Walmart tests Apple Watch app, suggesting broad market appeal
Mass merchant giant Walmart has introduced an Apple Watch application, suggesting that the device could have a broad market appeal while cementing the retailer’s role as a leader in mobile retail.
While there has been no shortage of marketers jumping in with Apple Watch apps since the device, Walmart’s entry here is notable given the retailer’s value positioning, which is in stark contrast to the $349 starting price for the Apple Watch. Walmart’s app is an extension to the retailer’s iPhone app, enabling customers to use their Apple Watch to check items off their shopping list while they shop without having to take out their phone.

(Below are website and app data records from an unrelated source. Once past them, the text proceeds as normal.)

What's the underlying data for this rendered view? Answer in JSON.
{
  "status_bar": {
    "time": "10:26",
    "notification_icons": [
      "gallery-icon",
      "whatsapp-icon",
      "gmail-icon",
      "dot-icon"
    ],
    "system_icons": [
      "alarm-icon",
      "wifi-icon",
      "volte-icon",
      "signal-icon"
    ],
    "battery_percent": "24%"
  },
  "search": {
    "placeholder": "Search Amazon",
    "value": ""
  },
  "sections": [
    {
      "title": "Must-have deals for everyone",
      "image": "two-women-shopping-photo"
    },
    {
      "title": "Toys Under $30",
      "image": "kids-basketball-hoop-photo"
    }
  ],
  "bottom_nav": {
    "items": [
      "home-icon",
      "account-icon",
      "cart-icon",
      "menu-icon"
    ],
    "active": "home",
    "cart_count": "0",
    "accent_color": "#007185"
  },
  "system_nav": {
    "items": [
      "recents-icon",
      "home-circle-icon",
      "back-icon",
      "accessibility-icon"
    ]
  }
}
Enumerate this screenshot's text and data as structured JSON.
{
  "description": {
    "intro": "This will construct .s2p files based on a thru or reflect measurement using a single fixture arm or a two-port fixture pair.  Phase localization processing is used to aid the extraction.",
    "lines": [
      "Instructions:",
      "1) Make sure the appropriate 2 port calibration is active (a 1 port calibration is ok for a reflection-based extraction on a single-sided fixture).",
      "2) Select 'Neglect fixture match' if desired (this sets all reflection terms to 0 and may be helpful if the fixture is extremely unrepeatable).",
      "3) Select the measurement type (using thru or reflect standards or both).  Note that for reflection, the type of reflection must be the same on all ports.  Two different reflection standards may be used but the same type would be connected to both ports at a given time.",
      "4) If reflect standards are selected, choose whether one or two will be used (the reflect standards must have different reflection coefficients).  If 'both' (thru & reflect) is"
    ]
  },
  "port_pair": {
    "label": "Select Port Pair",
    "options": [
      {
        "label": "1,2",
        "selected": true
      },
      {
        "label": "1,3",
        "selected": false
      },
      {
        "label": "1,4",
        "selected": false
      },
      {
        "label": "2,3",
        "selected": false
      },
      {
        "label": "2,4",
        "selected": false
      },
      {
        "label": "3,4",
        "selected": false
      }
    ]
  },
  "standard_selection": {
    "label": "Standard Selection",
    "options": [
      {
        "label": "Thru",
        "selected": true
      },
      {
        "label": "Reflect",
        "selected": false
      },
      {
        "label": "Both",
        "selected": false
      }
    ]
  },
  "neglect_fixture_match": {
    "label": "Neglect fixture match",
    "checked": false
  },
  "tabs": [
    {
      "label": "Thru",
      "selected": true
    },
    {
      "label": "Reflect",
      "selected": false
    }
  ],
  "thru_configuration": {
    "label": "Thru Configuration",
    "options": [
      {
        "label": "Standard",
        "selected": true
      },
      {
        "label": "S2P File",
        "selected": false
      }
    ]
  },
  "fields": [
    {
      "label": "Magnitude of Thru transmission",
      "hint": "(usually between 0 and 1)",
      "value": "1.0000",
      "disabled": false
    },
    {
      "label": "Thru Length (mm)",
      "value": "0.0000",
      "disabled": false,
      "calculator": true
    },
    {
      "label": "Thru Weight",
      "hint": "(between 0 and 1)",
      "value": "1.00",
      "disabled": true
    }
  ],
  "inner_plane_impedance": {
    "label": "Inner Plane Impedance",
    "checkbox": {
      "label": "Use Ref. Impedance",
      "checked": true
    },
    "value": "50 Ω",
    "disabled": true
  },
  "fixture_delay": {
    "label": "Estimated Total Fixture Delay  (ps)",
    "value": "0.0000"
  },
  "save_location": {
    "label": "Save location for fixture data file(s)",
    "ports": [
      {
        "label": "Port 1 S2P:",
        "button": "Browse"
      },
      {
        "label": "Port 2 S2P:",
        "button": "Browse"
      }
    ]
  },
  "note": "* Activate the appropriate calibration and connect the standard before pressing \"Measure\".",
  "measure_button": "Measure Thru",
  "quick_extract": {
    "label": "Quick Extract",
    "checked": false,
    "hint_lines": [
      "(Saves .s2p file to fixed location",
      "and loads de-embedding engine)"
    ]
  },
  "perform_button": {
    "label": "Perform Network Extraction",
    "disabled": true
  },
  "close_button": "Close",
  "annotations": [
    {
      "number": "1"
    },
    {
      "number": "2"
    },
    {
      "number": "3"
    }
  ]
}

“Although there continues to be debate around the scale of adoption for wearables, there’s no doubt they’re here to stay,” said Tom Farrell, director of marketing at Swrve. “Walmart are cementing their reputation as innovative mobile marketers, and this is a textbook example of smart design with the device in mind – enabling consumers to manage shopping lists on the phone whilst interacting with them on the watch when in store.”
According to a Walmart spokesman, the Apple Watch app is a test.
Walmart is taking a similar approach with its Apple Watch to what other merchants have done, making it easier for iPhone app users to accomplish key tasks at a time when having to pull out a phone could be a hassle.
Walmart’s entry here is a good example of how digital technologies and devices are infiltrating the traditional grocery and shopping environment, and retailers need to keep up to stay relevant with customers.
“Retailers continually need to be aware of what is happening digitally and where their customers are,” said Rebecca Roose, senior product marketer manager at MyWebGrocer, Winooski, VT. “It doesn’t make sense to react to every new buzzworthy technology.
“Retailers needs to be strategic and make sure it fits their business goal, and not jump on the bandwagon and have a me-too mentality, because they lose their brand,” she said.
Walmart’s Apple Watch app is the latest suggestion that the device is delivering some early successes.
Last week, it was reported that Apple Watch has sold nearly 2.8 million devices since it was launched in April, a number that is significantly higher than how many Android Wear watches were shipped in 2014.
A number of big retailers, both bricks-and-mortar and online, have also jumped on board with Apple Watch apps, including eBay, Office Depot and American Eagle Outfitters.
The challenge for retailers has been in developing connected experiences that make sense for a small device worn n someone’s wrist.
Some early best practices include keeping experience simple and fast, ensuring the experience provides value – remembering that wearables are not smartphones – and keeping the user in mind.
“Everyone is curious on how it can be applied beyond text, calendar and payment and how it can provide a benefit with other phone apps where it would be easier for shoppers to not take their phone out of their pocket,” Ms. Roose said. “It’s got to be easier to use the watch than their phone.
“It needs to provide added value, and complement the app and user,” she said.
With Walmart and other big retailers jumping in with Apple Watch, it may make sense for other retailers to take a wait-and-see approach.
“Let Walmart do the heavy lifting, test and learn from them. Don’t let this be a QR code initiative where there is a lot of sizzle but not steak. Retailers need to “watch” to see what happens while also monitoring their own data and market to find out if they have their own sweet spot with Apple Watch and wearables in general.
Chantal Tode is senior editor on Mobile Commerce Daily, New York